■ **WORK ORDER**: Be exact. Print each record as it stands.

■ **DATA IN THIS EXERCISE**:
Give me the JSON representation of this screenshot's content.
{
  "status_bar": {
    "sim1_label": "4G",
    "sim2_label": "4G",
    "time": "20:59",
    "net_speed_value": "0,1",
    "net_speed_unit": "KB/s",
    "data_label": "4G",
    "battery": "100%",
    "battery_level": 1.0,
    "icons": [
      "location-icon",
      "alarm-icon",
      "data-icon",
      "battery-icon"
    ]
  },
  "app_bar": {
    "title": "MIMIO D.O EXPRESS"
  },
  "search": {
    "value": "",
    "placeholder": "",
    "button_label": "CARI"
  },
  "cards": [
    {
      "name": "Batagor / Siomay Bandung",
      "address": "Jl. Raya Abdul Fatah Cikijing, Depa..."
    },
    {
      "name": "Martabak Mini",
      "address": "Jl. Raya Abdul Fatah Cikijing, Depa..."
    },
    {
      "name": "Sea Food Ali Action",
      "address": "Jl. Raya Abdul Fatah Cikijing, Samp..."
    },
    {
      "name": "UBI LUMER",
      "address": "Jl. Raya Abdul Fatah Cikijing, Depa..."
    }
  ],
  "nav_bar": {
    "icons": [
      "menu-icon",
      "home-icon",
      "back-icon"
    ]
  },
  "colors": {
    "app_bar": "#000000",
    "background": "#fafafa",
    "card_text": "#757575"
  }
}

■ **RESULT OF THE TASK**:
Give me the JSON representation of this screenshot's content.
{
  "status_bar": {
    "sim1_label": "4G",
    "sim2_label": "4G",
    "time": "20:59",
    "net_speed_value": "0,1",
    "net_speed_unit": "KB/s",
    "data_label": "4G",
    "battery": "100%",
    "battery_level": 1.0,
    "icons": [
      "location-icon",
      "alarm-icon",
      "data-icon",
      "battery-icon"
    ]
  },
  "app_bar": {
    "title": "MIMIO D.O EXPRESS"
  },
  "search": {
    "value": "",
    "placeholder": "",
    "button_label": "CARI"
  },
  "cards": [
    {
      "name": "Batagor / Siomay Bandung",
      "address": "Jl. Raya Abdul Fatah Cikijing, Depa..."
    },
    {
      "name": "Martabak Mini",
      "address": "Jl. Raya Abdul Fatah Cikijing, Depa..."
    },
    {
      "name": "Sea Food Ali Action",
      "address": "Jl. Raya Abdul Fatah Cikijing, Samp..."
    },
    {
      "name": "UBI LUMER",
      "address": "Jl. Raya Abdul Fatah Cikijing, Depa..."
    }
  ],
  "nav_bar": {
    "icons": [
      "menu-icon",
      "home-icon",
      "back-icon"
    ]
  },
  "colors": {
    "app_bar": "#000000",
    "background": "#fafafa",
    "card_text": "#757575"
  }
}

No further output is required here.